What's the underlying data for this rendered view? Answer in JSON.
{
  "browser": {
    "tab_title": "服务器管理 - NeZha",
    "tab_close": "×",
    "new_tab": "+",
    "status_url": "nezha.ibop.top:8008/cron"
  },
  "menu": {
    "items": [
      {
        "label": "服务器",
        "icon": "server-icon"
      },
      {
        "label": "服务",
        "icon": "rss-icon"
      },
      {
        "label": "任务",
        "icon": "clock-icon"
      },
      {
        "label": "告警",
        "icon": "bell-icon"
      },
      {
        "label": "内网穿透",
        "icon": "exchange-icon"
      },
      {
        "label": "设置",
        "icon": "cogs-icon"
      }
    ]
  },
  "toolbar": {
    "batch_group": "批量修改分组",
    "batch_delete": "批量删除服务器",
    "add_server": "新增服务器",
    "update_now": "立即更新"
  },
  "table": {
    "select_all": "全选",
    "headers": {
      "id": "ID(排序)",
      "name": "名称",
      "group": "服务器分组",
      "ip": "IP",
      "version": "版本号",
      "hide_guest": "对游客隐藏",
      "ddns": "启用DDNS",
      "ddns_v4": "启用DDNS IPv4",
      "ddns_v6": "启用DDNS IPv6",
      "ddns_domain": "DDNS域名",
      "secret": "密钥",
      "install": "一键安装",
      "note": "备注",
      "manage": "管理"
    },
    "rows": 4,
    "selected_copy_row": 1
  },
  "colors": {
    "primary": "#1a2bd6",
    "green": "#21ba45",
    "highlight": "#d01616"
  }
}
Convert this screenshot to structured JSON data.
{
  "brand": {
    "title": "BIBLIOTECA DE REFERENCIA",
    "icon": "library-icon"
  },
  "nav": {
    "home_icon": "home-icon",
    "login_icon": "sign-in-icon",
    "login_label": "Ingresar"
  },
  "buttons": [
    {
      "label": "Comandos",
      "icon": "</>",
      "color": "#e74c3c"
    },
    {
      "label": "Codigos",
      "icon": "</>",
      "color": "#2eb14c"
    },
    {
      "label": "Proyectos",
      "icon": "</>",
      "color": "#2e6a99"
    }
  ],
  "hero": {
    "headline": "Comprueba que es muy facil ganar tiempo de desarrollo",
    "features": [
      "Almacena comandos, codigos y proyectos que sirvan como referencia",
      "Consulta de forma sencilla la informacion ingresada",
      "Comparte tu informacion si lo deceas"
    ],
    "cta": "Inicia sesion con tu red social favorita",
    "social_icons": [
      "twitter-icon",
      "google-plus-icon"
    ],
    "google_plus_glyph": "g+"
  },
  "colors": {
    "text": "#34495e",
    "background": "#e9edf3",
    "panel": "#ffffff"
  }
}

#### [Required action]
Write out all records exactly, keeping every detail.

#### [Answer to this task]
What's the underlying data for this rendered view? Answer in JSON.
{
  "browser": {
    "tab_title": "服务器管理 - NeZha",
    "tab_close": "×",
    "new_tab": "+",
    "status_url": "nezha.ibop.top:8008/cron"
  },
  "menu": {
    "items": [
      {
        "label": "服务器",
        "icon": "server-icon"
      },
      {
        "label": "服务",
        "icon": "rss-icon"
      },
      {
        "label": "任务",
        "icon": "clock-icon"
      },
      {
        "label": "告警",
        "icon": "bell-icon"
      },
      {
        "label": "内网穿透",
        "icon": "exchange-icon"
      },
      {
        "label": "设置",
        "icon": "cogs-icon"
      }
    ]
  },
  "toolbar": {
    "batch_group": "批量修改分组",
    "batch_delete": "批量删除服务器",
    "add_server": "新增服务器",
    "update_now": "立即更新"
  },
  "table": {
    "select_all": "全选",
    "headers": {
      "id": "ID(排序)",
      "name": "名称",
      "group": "服务器分组",
      "ip": "IP",
      "version": "版本号",
      "hide_guest": "对游客隐藏",
      "ddns": "启用DDNS",
      "ddns_v4": "启用DDNS IPv4",
      "ddns_v6": "启用DDNS IPv6",
      "ddns_domain": "DDNS域名",
      "secret": "密钥",
      "install": "一键安装",
      "note": "备注",
      "manage": "管理"
    },
    "rows": 4,
    "selected_copy_row": 1
  },
  "colors": {
    "primary": "#1a2bd6",
    "green": "#21ba45",
    "highlight": "#d01616"
  }
}
Convert this screenshot to structured JSON data.
{
  "brand": {
    "title": "BIBLIOTECA DE REFERENCIA",
    "icon": "library-icon"
  },
  "nav": {
    "home_icon": "home-icon",
    "login_icon": "sign-in-icon",
    "login_label": "Ingresar"
  },
  "buttons": [
    {
      "label": "Comandos",
      "icon": "</>",
      "color": "#e74c3c"
    },
    {
      "label": "Codigos",
      "icon": "</>",
      "color": "#2eb14c"
    },
    {
      "label": "Proyectos",
      "icon": "</>",
      "color": "#2e6a99"
    }
  ],
  "hero": {
    "headline": "Comprueba que es muy facil ganar tiempo de desarrollo",
    "features": [
      "Almacena comandos, codigos y proyectos que sirvan como referencia",
      "Consulta de forma sencilla la informacion ingresada",
      "Comparte tu informacion si lo deceas"
    ],
    "cta": "Inicia sesion con tu red social favorita",
    "social_icons": [
      "twitter-icon",
      "google-plus-icon"
    ],
    "google_plus_glyph": "g+"
  },
  "colors": {
    "text": "#34495e",
    "background": "#e9edf3",
    "panel": "#ffffff"
  }
}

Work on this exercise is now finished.